20 years ago this month, Tim Berners Lee proposed a “universal linked information system” at the Cern particle physics laboratory that would evolve into what we now know of as simply "the web." One of the more interesting phenomenon in the evolution of the web, has been the evolution toward the web-as-platform. Since even before a different, though perhaps no less influential, Tim -- Tim O'Reilly -- articulated the notion in his classic piece "What is Web 2.0", web companies have been rapidly exposing APIs which empower others to build upon their applications and data. This phenomenon has become so prolific, that it's almost rare to find a web company that does not have an API as a core part of their strategy. These APIs are forming the building blocks enabling Tim Berners Lee's more recent vision of the semantic web to be realized.
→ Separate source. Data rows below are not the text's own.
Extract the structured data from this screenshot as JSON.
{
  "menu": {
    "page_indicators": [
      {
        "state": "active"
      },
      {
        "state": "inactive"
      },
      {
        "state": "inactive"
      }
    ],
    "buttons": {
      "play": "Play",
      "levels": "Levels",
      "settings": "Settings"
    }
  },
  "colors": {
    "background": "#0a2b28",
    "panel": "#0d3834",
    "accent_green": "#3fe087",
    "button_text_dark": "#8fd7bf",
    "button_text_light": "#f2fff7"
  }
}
The semantic web is in essence, a web of understanding, where the actual meaning of web documents is made available to machines enabling a new generation of applications to emerge. The semantic web is being realized by many companies exposing APIs that are in turn used by other companies. For example, Yahoo has a terrific API with a very liberal usage policy. Yahoo has already spent billions of dollars indexing the entire web. Companies like Hakia, and my own, Evri, have taken advantage of Yahoo's extensive web crawl and global ranking to sample the web and index only the documents our users really need; this is a significant cost savings for a start up. Let's take another example; Free Base is busy building an extensive database of things -- think of it as a very highly structured Wikipedia, where not only is there a page for something like Barack Obama, but all of the data is completely structured and machine readable. This is in turn extremely helpful for applications like Powerset and Evri which need to be able to recognize these things in the many web documents their machines attempt to read in a human-like manner.
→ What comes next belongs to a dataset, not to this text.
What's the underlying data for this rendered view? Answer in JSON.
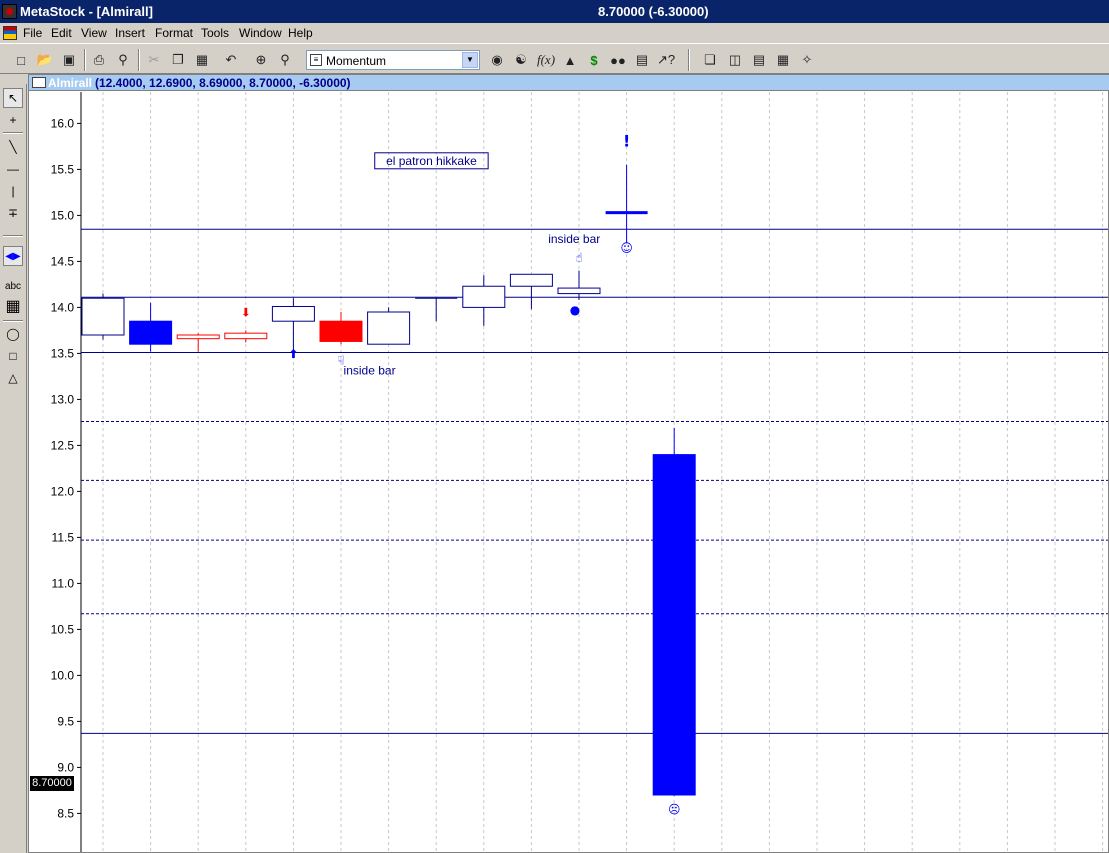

All of the above examples are, in essence, examples of machines talking to machines. In other words, when Hakia's indexing system leverages the Yahoo API to help determine what documents to index, I doubt a human is in the loop. In addition to machines talking to machines, there is, of course, the case of machines talking to humans. One of the hardest nuts to crack in the semantic web arena, is what a truly successful user experience looks and feels like. If you think back in time, when Alan Kay invented the desktop metaphor for PCs at Xerox Parc, the idea was not completely obvious. In fact, it was more than a decade before the metaphor was popularized by Apple. One of the most powerful motivations driving API proliferation is the appeal of access to a much larger community of innovators than are available within ones own company. For example, at my company we have great product designers and a terrific UI team; I have every confidence we are on the right path toward cracking the user experience problem for a deep semantic search engine. But, however good our team is, the user interface possibilities of building on our platform are endless. Why should we force our partners and customers to use our UIs? I think a similar conclusion is quite common; many semantic companies have some significant technology in the "deeper understanding" arena that enables a great number of UI permutations. So companies like Zemanta, Day Life, Reuters (Open Calais) and others all conclude: technology aspects with individual utility should be freed so its inherent value can be realized.
And of course, "freeing" technology aspects in the form of an API enables different monetization opportunities. In this rough economic climate, its a true advantage for any company to have diverse revenue streams. Many might not realize that almost 10x of Twitter's traffic is API driven. While most of us have little idea exactly what Twitter's monetization strategy looks like, I will wager a guess that making money off the API will be a core part of it. So how are companies making money off their APIs? Some are taking payment in the form of links to other already monetized pages. Many are simply charging for it. Most companies offer a certain volume of API requests free, then charge an escalated amount as a function of API request volume.
It seems obvious to most that social networking applications played a pivotal role in the web's evolution the past 10 years. Similarly, when we celebrate the 30th anniversary of the web, I predict APIs exposing a deep understanding of the web's content will be unambiguously recognized as primary drivers.